» Exercise prompt
Your job is to copy every line in the material containing the word "contact".

» Entries shown

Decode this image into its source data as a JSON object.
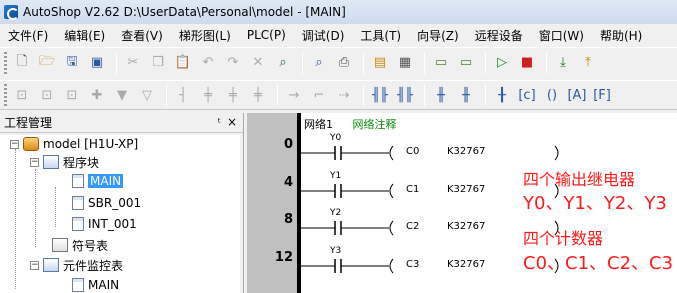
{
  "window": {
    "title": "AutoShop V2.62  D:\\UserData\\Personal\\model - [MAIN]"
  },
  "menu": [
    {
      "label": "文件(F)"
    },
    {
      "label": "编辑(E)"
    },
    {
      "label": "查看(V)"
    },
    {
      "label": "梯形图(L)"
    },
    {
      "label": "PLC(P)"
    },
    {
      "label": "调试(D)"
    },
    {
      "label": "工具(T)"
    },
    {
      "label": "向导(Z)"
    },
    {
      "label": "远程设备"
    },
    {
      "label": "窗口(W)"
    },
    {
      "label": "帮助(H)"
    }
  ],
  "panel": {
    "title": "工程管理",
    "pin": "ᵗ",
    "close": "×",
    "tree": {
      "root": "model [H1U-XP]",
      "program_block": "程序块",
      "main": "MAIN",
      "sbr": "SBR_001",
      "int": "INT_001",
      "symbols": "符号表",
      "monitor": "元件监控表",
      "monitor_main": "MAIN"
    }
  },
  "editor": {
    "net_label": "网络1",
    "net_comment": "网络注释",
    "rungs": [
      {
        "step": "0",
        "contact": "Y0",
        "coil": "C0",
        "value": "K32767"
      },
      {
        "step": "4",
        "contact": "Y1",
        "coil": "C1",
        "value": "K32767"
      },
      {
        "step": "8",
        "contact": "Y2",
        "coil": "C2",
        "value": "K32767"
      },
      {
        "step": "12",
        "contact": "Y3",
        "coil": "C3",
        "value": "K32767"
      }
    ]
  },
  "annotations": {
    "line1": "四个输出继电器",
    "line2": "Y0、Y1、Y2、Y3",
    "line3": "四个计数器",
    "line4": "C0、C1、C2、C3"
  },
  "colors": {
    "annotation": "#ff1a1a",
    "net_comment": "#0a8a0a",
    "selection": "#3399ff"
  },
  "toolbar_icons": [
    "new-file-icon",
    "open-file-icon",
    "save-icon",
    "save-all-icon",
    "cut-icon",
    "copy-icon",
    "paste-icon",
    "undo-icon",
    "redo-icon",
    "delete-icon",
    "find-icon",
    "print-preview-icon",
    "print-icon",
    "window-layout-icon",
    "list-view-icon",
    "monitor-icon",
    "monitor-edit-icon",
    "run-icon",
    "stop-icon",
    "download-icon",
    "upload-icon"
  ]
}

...

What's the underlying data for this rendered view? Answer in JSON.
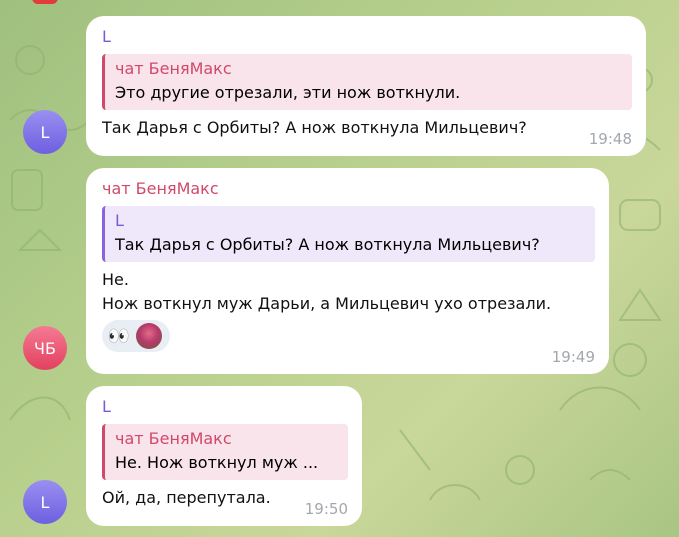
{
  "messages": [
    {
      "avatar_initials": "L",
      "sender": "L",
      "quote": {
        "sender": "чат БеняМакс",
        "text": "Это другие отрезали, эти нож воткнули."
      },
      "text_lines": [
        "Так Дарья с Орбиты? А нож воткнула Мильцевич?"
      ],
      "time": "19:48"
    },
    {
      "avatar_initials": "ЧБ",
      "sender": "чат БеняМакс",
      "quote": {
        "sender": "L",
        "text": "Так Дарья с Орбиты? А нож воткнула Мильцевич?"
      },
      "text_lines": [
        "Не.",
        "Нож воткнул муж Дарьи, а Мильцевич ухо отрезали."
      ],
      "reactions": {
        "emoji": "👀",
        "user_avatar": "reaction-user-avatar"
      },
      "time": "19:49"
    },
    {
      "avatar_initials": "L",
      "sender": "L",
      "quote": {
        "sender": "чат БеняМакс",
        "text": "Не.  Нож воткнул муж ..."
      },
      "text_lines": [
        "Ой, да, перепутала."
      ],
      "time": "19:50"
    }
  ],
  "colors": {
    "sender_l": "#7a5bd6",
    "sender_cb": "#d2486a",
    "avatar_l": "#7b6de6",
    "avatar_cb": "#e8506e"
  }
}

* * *

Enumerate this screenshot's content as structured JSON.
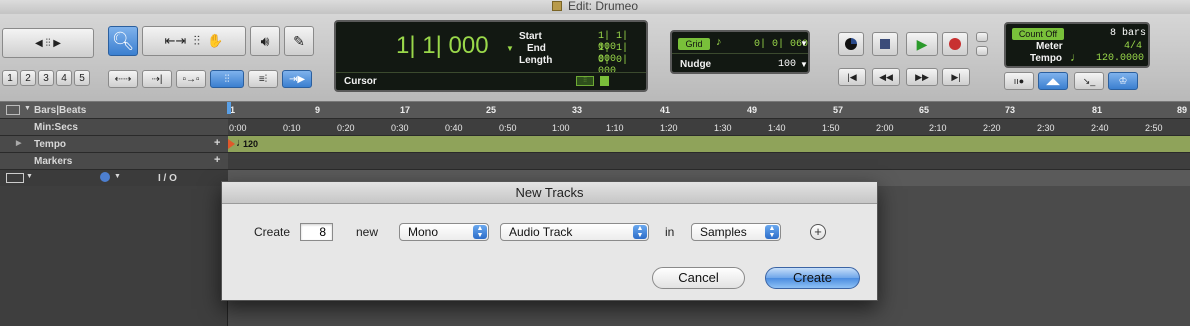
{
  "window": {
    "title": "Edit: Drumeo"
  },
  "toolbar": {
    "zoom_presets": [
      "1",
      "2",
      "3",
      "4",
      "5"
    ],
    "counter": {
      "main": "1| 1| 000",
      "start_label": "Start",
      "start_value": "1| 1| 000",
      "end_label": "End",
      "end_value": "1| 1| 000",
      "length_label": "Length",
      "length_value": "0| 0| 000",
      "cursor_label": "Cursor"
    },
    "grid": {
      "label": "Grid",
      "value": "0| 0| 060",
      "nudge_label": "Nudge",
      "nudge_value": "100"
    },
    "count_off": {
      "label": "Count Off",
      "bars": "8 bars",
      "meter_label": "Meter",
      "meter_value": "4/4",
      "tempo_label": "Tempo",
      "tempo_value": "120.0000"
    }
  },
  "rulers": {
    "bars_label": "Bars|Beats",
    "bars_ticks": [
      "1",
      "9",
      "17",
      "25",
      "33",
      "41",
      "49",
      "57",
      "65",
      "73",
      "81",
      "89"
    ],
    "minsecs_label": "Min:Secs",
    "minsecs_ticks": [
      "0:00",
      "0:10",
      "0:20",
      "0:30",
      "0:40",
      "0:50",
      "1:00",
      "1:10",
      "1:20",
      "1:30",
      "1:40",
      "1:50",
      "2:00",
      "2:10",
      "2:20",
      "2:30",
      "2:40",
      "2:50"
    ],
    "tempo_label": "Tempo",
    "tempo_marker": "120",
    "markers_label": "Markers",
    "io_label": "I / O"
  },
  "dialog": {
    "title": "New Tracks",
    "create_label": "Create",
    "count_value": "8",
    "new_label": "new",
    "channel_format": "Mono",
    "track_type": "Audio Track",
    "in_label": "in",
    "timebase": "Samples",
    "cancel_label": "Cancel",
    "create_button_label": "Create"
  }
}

» Exercise result
        "contact": "Y0",
        "contact": "Y1",
        "contact": "Y2",
        "contact": "Y3",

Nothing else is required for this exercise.